#### [EXERCISE AIM]
Reproduce each record exactly, leaving out no line.

#### [INPUT DATA]
<<<<

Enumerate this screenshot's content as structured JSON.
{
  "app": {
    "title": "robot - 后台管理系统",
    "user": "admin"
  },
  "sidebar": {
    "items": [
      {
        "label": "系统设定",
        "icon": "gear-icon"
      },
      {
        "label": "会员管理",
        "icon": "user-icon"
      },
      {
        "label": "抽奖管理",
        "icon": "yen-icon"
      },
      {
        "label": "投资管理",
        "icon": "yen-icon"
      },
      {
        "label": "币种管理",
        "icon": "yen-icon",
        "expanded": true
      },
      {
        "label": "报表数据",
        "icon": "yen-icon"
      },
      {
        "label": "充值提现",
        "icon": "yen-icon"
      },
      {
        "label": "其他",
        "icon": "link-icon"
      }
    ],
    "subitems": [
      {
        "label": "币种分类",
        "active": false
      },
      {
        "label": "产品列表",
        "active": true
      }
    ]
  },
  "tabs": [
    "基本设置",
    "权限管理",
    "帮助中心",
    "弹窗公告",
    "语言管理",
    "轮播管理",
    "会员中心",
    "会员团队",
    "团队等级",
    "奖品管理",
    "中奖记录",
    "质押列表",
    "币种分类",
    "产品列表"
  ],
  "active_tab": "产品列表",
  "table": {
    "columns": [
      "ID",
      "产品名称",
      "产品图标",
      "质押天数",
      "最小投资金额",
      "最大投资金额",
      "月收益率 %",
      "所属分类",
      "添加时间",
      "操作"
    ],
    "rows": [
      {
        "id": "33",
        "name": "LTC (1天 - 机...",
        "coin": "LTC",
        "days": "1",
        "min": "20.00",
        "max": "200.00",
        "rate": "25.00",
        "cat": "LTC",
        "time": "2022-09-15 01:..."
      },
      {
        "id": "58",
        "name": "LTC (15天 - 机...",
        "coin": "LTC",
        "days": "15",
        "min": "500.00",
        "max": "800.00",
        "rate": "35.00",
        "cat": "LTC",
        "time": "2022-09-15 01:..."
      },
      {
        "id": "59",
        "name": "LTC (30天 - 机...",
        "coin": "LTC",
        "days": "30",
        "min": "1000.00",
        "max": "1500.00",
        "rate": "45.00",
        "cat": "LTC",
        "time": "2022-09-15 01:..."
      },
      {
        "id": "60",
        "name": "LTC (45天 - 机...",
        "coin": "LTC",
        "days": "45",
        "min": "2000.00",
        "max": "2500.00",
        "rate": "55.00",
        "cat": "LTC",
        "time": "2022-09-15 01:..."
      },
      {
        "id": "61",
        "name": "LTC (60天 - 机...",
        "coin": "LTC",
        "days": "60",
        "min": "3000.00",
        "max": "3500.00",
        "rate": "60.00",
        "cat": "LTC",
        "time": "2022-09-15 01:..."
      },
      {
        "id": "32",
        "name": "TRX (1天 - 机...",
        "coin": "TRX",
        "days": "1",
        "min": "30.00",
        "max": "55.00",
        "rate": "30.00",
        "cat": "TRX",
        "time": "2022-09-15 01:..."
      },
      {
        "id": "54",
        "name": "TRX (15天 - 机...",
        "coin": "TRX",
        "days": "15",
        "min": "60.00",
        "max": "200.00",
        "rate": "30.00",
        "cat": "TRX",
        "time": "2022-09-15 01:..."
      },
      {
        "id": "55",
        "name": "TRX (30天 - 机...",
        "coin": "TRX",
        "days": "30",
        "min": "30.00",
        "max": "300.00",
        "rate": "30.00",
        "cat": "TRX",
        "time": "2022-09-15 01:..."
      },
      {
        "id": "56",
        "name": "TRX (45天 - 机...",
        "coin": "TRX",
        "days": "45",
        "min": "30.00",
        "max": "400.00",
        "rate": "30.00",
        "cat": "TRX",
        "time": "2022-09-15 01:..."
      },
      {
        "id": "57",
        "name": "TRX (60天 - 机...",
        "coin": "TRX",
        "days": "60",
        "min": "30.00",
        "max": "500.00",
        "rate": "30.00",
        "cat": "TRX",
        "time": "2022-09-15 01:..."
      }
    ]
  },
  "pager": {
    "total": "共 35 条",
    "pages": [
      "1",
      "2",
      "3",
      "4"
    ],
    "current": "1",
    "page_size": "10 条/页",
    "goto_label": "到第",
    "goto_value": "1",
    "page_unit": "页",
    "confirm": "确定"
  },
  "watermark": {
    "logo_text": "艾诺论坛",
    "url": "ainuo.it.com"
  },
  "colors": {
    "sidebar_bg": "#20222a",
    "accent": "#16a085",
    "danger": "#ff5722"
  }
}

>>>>

#### [REPLY]
Enumerate this screenshot's content as structured JSON.
{
  "app": {
    "title": "robot - 后台管理系统",
    "user": "admin"
  },
  "sidebar": {
    "items": [
      {
        "label": "系统设定",
        "icon": "gear-icon"
      },
      {
        "label": "会员管理",
        "icon": "user-icon"
      },
      {
        "label": "抽奖管理",
        "icon": "yen-icon"
      },
      {
        "label": "投资管理",
        "icon": "yen-icon"
      },
      {
        "label": "币种管理",
        "icon": "yen-icon",
        "expanded": true
      },
      {
        "label": "报表数据",
        "icon": "yen-icon"
      },
      {
        "label": "充值提现",
        "icon": "yen-icon"
      },
      {
        "label": "其他",
        "icon": "link-icon"
      }
    ],
    "subitems": [
      {
        "label": "币种分类",
        "active": false
      },
      {
        "label": "产品列表",
        "active": true
      }
    ]
  },
  "tabs": [
    "基本设置",
    "权限管理",
    "帮助中心",
    "弹窗公告",
    "语言管理",
    "轮播管理",
    "会员中心",
    "会员团队",
    "团队等级",
    "奖品管理",
    "中奖记录",
    "质押列表",
    "币种分类",
    "产品列表"
  ],
  "active_tab": "产品列表",
  "table": {
    "columns": [
      "ID",
      "产品名称",
      "产品图标",
      "质押天数",
      "最小投资金额",
      "最大投资金额",
      "月收益率 %",
      "所属分类",
      "添加时间",
      "操作"
    ],
    "rows": [
      {
        "id": "33",
        "name": "LTC (1天 - 机...",
        "coin": "LTC",
        "days": "1",
        "min": "20.00",
        "max": "200.00",
        "rate": "25.00",
        "cat": "LTC",
        "time": "2022-09-15 01:..."
      },
      {
        "id": "58",
        "name": "LTC (15天 - 机...",
        "coin": "LTC",
        "days": "15",
        "min": "500.00",
        "max": "800.00",
        "rate": "35.00",
        "cat": "LTC",
        "time": "2022-09-15 01:..."
      },
      {
        "id": "59",
        "name": "LTC (30天 - 机...",
        "coin": "LTC",
        "days": "30",
        "min": "1000.00",
        "max": "1500.00",
        "rate": "45.00",
        "cat": "LTC",
        "time": "2022-09-15 01:..."
      },
      {
        "id": "60",
        "name": "LTC (45天 - 机...",
        "coin": "LTC",
        "days": "45",
        "min": "2000.00",
        "max": "2500.00",
        "rate": "55.00",
        "cat": "LTC",
        "time": "2022-09-15 01:..."
      },
      {
        "id": "61",
        "name": "LTC (60天 - 机...",
        "coin": "LTC",
        "days": "60",
        "min": "3000.00",
        "max": "3500.00",
        "rate": "60.00",
        "cat": "LTC",
        "time": "2022-09-15 01:..."
      },
      {
        "id": "32",
        "name": "TRX (1天 - 机...",
        "coin": "TRX",
        "days": "1",
        "min": "30.00",
        "max": "55.00",
        "rate": "30.00",
        "cat": "TRX",
        "time": "2022-09-15 01:..."
      },
      {
        "id": "54",
        "name": "TRX (15天 - 机...",
        "coin": "TRX",
        "days": "15",
        "min": "60.00",
        "max": "200.00",
        "rate": "30.00",
        "cat": "TRX",
        "time": "2022-09-15 01:..."
      },
      {
        "id": "55",
        "name": "TRX (30天 - 机...",
        "coin": "TRX",
        "days": "30",
        "min": "30.00",
        "max": "300.00",
        "rate": "30.00",
        "cat": "TRX",
        "time": "2022-09-15 01:..."
      },
      {
        "id": "56",
        "name": "TRX (45天 - 机...",
        "coin": "TRX",
        "days": "45",
        "min": "30.00",
        "max": "400.00",
        "rate": "30.00",
        "cat": "TRX",
        "time": "2022-09-15 01:..."
      },
      {
        "id": "57",
        "name": "TRX (60天 - 机...",
        "coin": "TRX",
        "days": "60",
        "min": "30.00",
        "max": "500.00",
        "rate": "30.00",
        "cat": "TRX",
        "time": "2022-09-15 01:..."
      }
    ]
  },
  "pager": {
    "total": "共 35 条",
    "pages": [
      "1",
      "2",
      "3",
      "4"
    ],
    "current": "1",
    "page_size": "10 条/页",
    "goto_label": "到第",
    "goto_value": "1",
    "page_unit": "页",
    "confirm": "确定"
  },
  "watermark": {
    "logo_text": "艾诺论坛",
    "url": "ainuo.it.com"
  },
  "colors": {
    "sidebar_bg": "#20222a",
    "accent": "#16a085",
    "danger": "#ff5722"
  }
}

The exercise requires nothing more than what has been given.